▶ [EXERCISE GOAL] Please filter the entries and return only the lines that include "name".

[Excerpts from an interface dataset]

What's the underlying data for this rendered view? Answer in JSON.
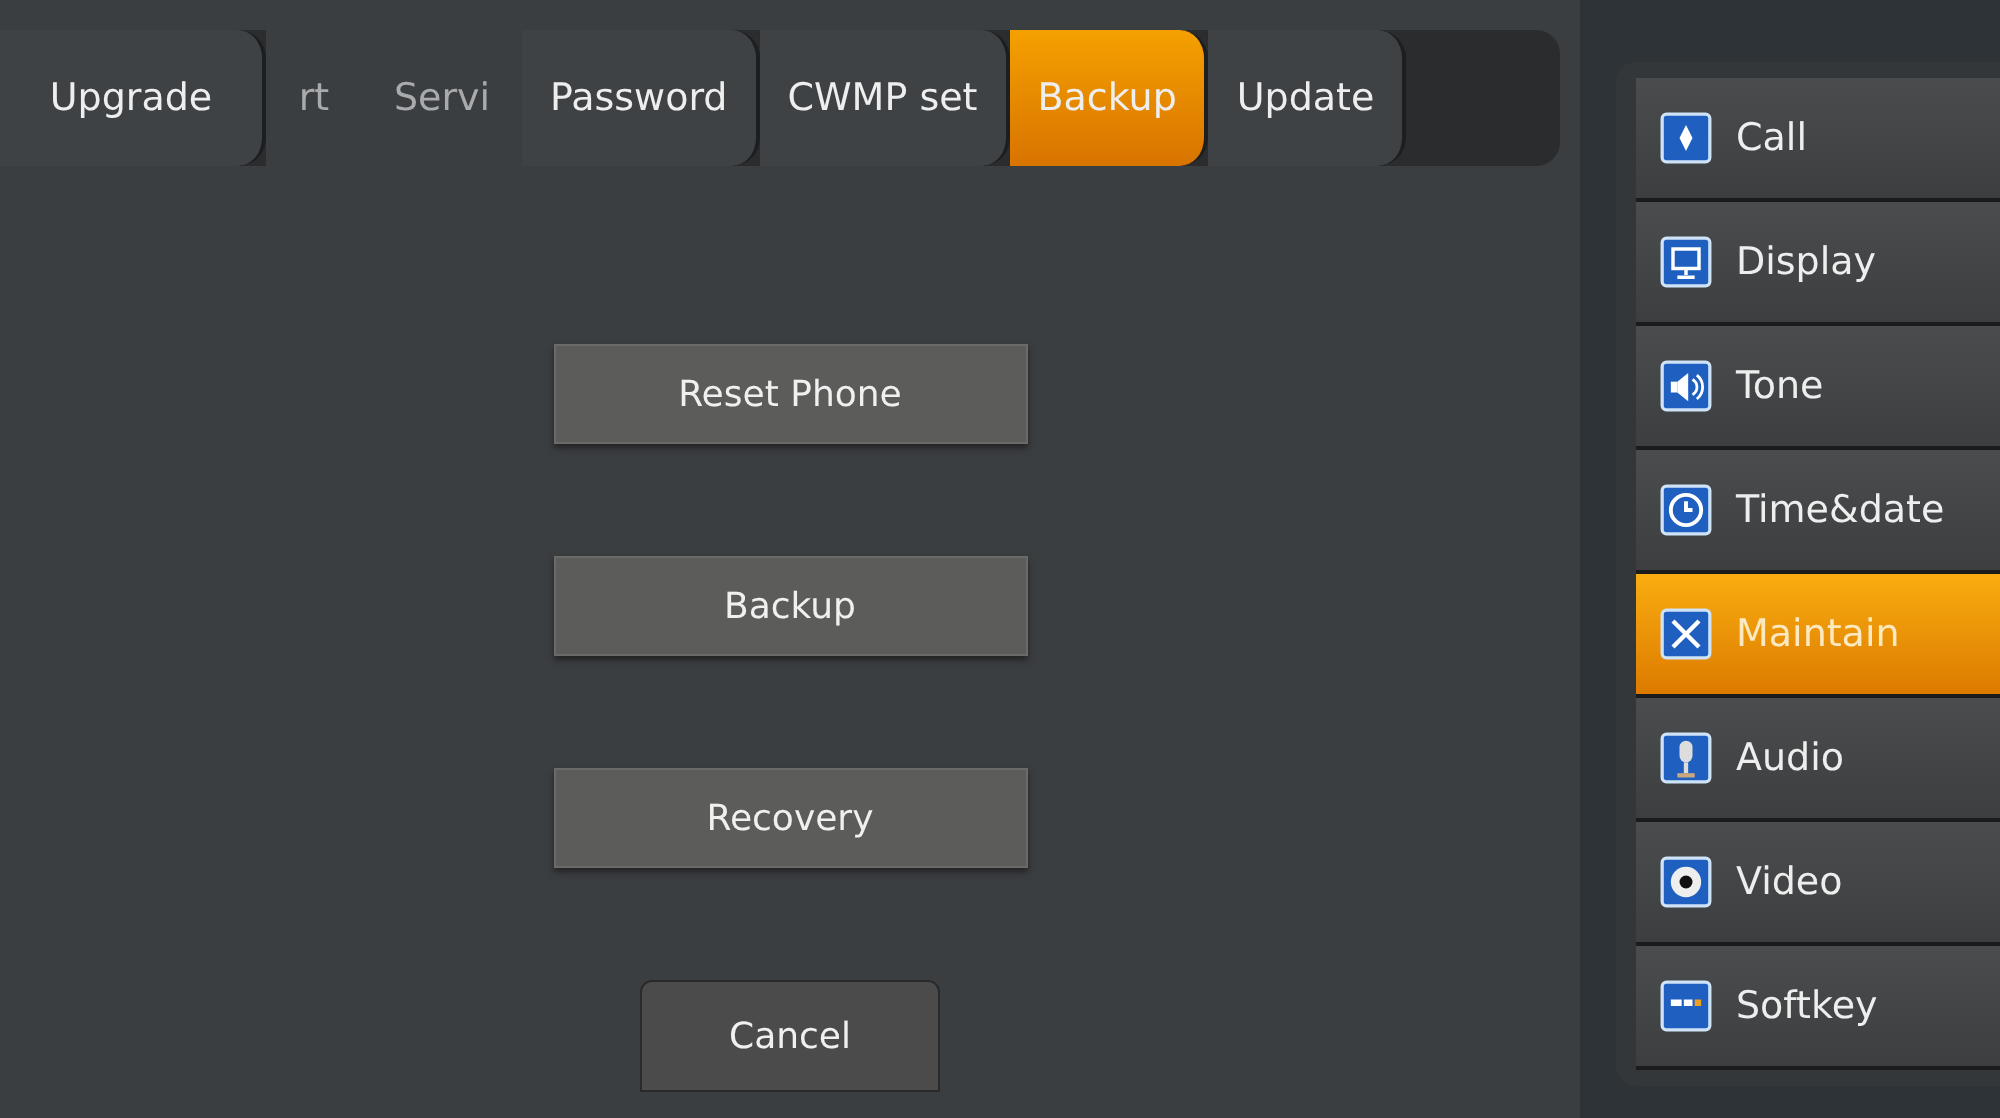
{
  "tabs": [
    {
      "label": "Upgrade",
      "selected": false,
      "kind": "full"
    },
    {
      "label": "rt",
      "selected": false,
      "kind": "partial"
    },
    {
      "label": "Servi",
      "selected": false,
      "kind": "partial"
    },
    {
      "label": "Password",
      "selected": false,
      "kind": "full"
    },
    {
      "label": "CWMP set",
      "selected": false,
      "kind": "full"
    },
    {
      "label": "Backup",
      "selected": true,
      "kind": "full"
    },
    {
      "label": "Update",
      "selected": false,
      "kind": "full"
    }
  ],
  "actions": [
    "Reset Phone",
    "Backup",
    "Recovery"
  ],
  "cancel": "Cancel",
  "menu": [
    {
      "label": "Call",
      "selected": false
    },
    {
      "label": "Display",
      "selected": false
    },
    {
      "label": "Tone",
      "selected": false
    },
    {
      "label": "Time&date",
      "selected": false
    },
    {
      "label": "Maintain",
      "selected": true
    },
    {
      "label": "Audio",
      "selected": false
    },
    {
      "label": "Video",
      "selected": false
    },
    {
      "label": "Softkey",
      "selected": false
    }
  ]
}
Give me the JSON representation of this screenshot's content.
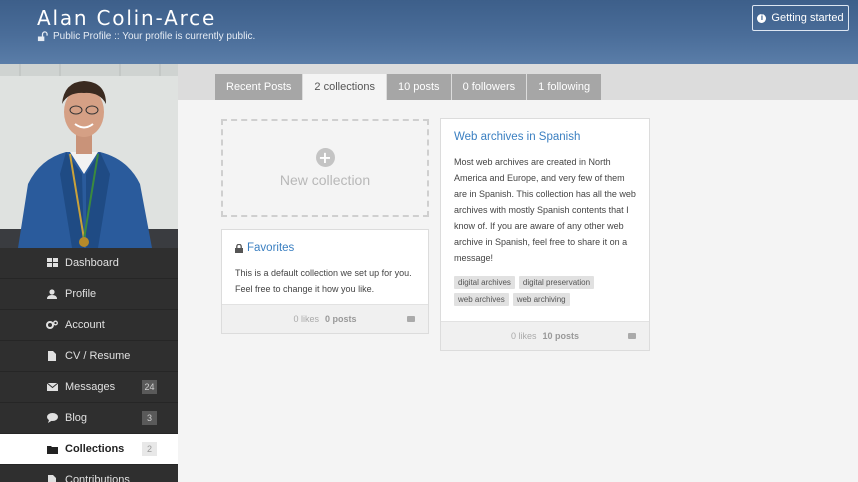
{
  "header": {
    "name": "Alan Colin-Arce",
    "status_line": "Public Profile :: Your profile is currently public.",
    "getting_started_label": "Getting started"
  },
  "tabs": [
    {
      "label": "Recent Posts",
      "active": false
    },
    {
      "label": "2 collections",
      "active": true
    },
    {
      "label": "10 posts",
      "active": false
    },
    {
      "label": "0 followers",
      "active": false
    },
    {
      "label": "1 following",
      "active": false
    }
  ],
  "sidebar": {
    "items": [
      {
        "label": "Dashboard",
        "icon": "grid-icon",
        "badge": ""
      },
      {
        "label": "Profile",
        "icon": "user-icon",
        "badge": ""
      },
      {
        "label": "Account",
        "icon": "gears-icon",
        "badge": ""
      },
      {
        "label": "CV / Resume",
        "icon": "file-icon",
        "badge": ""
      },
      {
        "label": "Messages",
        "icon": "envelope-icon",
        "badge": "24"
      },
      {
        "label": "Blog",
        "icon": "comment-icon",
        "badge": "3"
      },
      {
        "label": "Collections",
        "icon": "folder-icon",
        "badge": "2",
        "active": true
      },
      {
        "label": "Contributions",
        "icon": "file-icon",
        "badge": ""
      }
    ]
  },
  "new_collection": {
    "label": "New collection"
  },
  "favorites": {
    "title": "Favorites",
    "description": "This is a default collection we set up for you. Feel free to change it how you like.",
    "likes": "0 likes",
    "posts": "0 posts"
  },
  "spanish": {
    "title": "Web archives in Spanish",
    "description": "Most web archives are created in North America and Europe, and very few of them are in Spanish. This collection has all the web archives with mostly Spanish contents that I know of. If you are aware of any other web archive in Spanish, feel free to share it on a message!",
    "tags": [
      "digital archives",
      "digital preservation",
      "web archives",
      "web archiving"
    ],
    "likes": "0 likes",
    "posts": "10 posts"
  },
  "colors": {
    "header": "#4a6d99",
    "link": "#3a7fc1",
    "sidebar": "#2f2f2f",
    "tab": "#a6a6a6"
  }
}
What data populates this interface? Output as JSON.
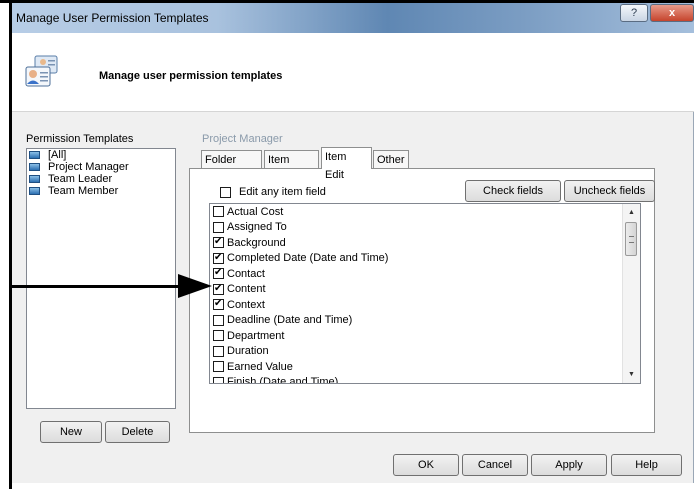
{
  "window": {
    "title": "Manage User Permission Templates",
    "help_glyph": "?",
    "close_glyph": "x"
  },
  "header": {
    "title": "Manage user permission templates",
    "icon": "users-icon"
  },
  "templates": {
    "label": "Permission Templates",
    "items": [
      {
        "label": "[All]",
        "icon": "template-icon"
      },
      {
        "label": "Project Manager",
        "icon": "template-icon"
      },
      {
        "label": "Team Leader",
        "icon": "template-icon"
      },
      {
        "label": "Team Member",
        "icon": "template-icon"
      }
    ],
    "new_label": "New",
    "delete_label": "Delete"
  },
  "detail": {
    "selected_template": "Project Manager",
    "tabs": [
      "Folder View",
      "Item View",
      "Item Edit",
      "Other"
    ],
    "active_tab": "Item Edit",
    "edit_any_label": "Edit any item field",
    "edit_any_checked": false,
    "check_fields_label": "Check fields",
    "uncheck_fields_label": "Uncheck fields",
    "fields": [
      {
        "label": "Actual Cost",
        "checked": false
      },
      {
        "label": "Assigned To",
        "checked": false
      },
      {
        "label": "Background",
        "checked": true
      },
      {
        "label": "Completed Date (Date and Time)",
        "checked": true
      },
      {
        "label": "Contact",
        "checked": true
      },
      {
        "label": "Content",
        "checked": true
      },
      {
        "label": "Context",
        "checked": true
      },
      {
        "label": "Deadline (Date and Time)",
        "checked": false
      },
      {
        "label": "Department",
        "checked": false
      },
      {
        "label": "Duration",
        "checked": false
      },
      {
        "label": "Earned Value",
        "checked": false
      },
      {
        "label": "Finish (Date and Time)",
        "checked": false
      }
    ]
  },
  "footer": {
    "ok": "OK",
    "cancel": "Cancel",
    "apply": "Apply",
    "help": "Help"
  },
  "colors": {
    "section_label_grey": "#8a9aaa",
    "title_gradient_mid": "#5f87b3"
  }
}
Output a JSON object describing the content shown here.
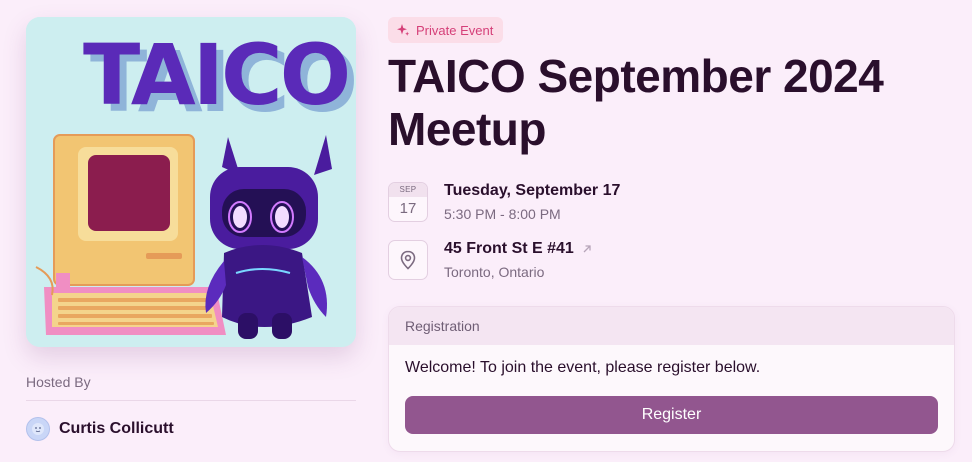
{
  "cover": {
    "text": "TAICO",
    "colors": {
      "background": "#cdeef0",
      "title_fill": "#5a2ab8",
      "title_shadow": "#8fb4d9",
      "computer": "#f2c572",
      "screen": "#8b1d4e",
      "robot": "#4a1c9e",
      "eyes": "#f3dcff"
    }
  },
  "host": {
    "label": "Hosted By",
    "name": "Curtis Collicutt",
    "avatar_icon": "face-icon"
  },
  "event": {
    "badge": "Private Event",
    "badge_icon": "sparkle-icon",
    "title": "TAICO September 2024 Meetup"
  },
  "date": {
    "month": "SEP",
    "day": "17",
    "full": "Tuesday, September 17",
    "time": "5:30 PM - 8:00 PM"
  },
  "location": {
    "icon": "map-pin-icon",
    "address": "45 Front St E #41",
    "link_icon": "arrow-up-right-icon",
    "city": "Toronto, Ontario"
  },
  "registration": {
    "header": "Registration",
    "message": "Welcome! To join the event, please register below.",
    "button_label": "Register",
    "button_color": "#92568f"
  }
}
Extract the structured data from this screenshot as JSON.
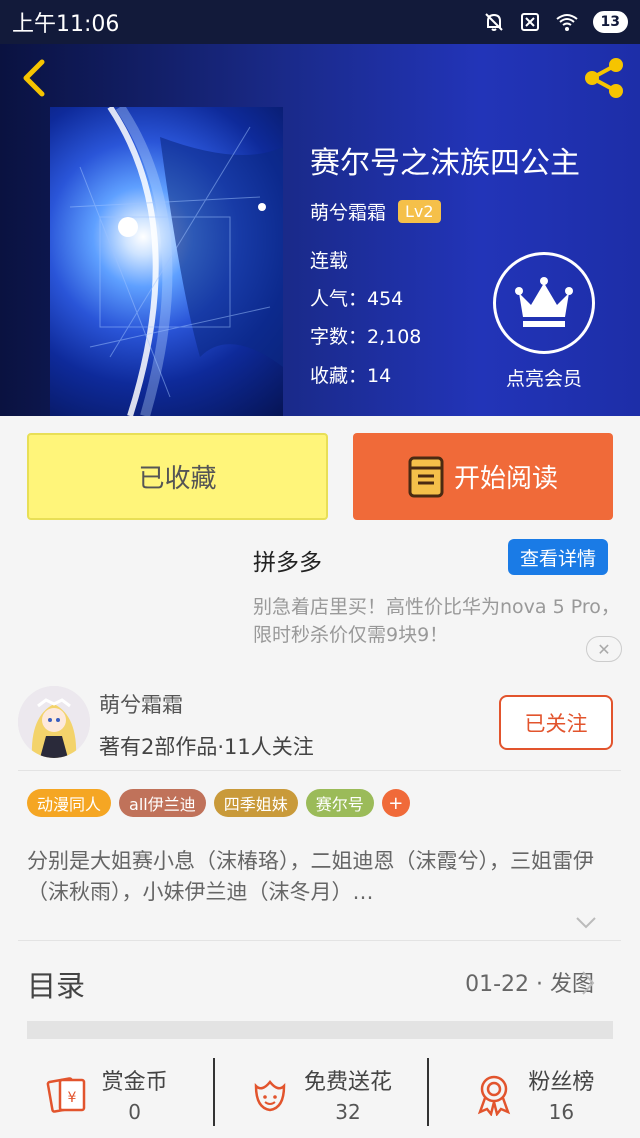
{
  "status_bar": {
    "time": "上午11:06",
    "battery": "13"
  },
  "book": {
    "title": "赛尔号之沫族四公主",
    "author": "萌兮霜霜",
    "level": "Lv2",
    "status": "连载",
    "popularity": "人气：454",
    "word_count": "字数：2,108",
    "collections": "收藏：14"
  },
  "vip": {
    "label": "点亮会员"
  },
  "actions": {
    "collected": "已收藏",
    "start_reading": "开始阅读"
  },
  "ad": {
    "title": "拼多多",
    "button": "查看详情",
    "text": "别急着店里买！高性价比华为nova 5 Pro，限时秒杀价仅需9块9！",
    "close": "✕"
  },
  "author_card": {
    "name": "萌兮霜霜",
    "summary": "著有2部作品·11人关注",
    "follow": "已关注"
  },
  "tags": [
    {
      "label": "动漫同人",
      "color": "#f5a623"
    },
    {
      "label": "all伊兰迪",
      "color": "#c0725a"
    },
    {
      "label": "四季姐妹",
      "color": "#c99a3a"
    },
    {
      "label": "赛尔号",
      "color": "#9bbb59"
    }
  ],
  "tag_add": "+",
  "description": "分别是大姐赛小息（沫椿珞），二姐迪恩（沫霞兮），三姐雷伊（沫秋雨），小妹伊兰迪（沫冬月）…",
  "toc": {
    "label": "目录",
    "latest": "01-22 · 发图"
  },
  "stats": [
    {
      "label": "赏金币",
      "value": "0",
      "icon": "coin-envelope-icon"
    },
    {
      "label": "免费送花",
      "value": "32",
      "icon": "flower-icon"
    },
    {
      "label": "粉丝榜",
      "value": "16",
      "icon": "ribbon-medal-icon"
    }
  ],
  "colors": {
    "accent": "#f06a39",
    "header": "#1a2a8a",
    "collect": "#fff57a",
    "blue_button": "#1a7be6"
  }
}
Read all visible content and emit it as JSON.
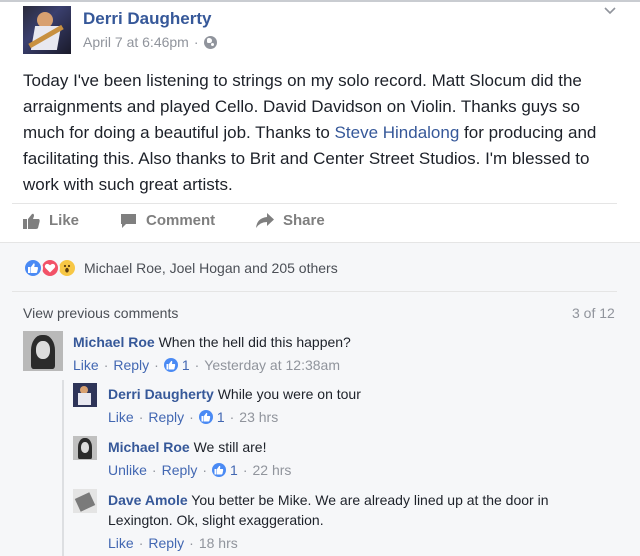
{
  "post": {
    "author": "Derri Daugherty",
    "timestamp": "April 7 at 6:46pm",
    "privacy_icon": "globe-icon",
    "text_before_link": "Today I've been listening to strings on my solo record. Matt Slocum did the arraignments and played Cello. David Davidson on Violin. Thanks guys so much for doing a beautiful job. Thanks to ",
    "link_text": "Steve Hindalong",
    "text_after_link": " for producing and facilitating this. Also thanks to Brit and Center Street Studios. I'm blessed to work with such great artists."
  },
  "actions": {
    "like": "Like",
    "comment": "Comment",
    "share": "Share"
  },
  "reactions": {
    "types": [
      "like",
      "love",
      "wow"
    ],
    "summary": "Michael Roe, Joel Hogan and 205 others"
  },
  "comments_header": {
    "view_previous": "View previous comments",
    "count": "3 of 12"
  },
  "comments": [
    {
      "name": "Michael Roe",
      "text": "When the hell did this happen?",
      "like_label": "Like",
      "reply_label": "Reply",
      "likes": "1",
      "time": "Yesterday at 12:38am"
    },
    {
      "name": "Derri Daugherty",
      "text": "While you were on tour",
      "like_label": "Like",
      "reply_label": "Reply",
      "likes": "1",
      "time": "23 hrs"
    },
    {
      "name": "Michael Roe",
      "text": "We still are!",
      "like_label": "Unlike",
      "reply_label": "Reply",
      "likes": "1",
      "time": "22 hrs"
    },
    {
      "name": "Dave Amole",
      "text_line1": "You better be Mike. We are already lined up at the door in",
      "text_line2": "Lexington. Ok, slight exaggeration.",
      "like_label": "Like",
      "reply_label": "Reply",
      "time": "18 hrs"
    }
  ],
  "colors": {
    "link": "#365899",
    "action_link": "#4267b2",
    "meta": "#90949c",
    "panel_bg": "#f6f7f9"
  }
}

▶ [RESPONSE TO THIS EXERCISE]
    "name": "Alan Colin-Arce",
    "name": "Curtis Collicutt",
    "name": "萌兮霜霜",
      "name": "Michael Roe",
      "name": "Derri Daugherty",
      "name": "Michael Roe",
      "name": "Dave Amole",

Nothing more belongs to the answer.